I received a somewhat frantic e-mail recently from a reader of this newsletter. She mentioned a specific genealogy CD-ROM disk, but her question could apply to any CD disk of any topic. She wrote (in part):
“Help! I have a CD-ROM disk of [name deleted here] and it cracked. I want to replace it, but can’t seem to find it anywhere. Any suggestions? Is there any other CD-ROM that has equivalent materials?”
Sadly, I was not able to offer much help. A cracked CD disk is useless, except maybe as a coaster for your coffee cup. Even a scratch the size of one human hair can render a CD-ROM disk useless; if it has visible physical damage, the problem is even worse. To make matters worse, the company that produced her disk is now out of business, so I doubt if she can find a low-cost replacement. I referred her to eBay to see if she can find a used copy of the same CD for sale.

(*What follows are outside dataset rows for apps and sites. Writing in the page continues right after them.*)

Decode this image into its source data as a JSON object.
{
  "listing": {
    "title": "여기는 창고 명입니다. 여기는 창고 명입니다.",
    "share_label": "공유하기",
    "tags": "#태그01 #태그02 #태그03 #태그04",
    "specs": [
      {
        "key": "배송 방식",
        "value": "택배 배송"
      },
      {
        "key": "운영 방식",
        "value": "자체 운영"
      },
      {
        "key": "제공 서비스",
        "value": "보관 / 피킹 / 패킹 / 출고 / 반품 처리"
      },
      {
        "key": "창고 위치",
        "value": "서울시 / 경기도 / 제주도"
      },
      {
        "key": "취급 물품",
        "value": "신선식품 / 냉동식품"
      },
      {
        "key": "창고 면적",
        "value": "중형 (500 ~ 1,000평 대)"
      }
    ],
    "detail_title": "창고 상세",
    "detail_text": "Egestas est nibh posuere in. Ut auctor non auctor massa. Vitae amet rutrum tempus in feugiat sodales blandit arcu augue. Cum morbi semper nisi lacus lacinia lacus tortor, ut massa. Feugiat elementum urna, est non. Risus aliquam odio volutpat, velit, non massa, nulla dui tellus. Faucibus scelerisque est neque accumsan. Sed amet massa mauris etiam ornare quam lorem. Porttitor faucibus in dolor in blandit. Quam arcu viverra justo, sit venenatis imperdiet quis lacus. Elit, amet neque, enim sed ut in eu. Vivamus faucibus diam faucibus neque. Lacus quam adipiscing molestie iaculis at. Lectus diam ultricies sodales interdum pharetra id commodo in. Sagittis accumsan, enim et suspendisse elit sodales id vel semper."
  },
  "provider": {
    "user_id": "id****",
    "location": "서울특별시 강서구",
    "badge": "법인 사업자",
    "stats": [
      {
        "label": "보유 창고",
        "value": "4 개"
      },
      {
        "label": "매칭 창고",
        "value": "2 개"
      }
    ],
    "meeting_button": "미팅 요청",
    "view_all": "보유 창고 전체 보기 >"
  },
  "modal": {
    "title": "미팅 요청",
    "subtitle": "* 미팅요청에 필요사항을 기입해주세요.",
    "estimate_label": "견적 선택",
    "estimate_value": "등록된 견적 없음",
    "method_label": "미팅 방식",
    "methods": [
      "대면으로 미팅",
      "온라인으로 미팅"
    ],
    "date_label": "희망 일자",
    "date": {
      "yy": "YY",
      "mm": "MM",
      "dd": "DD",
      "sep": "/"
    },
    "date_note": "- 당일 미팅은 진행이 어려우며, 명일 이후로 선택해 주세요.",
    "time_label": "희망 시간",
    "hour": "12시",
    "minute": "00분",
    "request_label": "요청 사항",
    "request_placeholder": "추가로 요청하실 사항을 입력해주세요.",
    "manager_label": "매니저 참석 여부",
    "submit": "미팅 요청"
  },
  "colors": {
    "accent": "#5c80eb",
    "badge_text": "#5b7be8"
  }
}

With a bit of hindsight, anyone can quickly determine what my correspondent SHOULD have done: she should have made a backup copy while the CD was still usable. Then again, how many of us ever do that? I know that I occasionally create CD backups although not as often as I should. (Actually, I stopped purchasing CD-ROM disks several years ago but I still have lots of older disks that have been backed up.)
Such a solution would not have been practical a few years ago. However, nearly all computers built in the past 8 or 10 years contain CD-ROM drives that are capable of writing. The exception is that many of the new home computers no longer contain CD-ROM drives.
In fact, nowadays I no longer recommend making backups to other CD-ROM disks. My suggestion now is to copy a CD-ROM disk to a flashdrive.
Making backups of your CD disks should be a trivial exercise. After all, how much would it cost you to replace a CD-ROM disk that becomes defective?
Most new computers or new CD-ROM drives include software to write to the CDs. In fact, most have an option to copy the entire contents of a disk to a new, blank disk or to a flashdrive. This is true for Windows, Macintosh, and Linux systems. Check the software already installed on your computer; I suspect you will find that you already have everything you need. If not, you can download free software that will make copies for you.
Macintosh users already have the required software: open FINDER, click on APPLICATIONS, click on UTILITIES, and then click on DISK UTILITY. In fact, the Macintosh Disk Utility will duplicate Macintosh, Windows, and Linux disks alike.
A Second Backup Plan
With today’s hard drives typically having a storage capacity of a terabyte (1,000 gigabytes) or more, it is now practical to create backup images of CD disks and to store them on a hard drive or on flashdrives. After all, one large hard drive can now store hundreds of CD-ROM disk images. Probably the best method is to create .ISO images of the original CD disks. An .ISO “image” file is a method of merging all the files on a CD into a single compressed file according to a defined format.
You can read more about .ISO images in the Wikipedia article at https://en.wikipedia.org/wiki/ISO_image.
The process is somewhat similar to creating a .ZIP file: many files can be combined into a single file for archival purposes. Having a single file simplifies the issue of maintaining backup copies. When needed, you can extract the .ISO file and copy it back to a new, blank CD-ROM disk that will be identical to the original. ISO images are especially useful when the original CD contains hidden files, a common occurrence. The .ISO files will store hidden and non-hidden files alike without any extra intervention required.
Microsoft does not supply software to create .ISO files. However, most third-party CD and DVD burning utilities will add that capability. If you do not presently own a Windows program that creates .ISO images, InfraRecorder at http://infrarecorder.org/ does a great job of creating ISO disks on Windows systems. Best of all, it is free, open-source software that doesn’t include junkware. Insert a disc, click the “Read Disc” button, and select a source drive to read from and destination ISO file to create.
Macintosh users already have all the software needed to create .ISO files; look at Disk Utility as described earlier. Several free Linux utilities are available to copy disks and to create .ISO files; look for the program called K3B or something similar.
A Word About Copyrights
Anytime you make copies of something, you should stop to think about copyright laws. In the U.S., copyright laws generally allow you to make backup copies of anything you legally own for your own personal use. However, you cannot give or sell copies to anyone else without the copyright holder’s permission. As long as you make backup copies and keep them for your own use, you should not have a problem with copyright laws.
Your Action Plans
I’d suggest you look at all the CD-ROM disks you already own. Which ones would be disastrous if they were damaged beyond repair? Make a copy of those disks NOW!
Keep in mind that CD-ROM disks do not last forever. You might want to make new copies every three to five years. It’s well worth the small investment of time and blank disks to safeguard your larger investments in software and data CDs!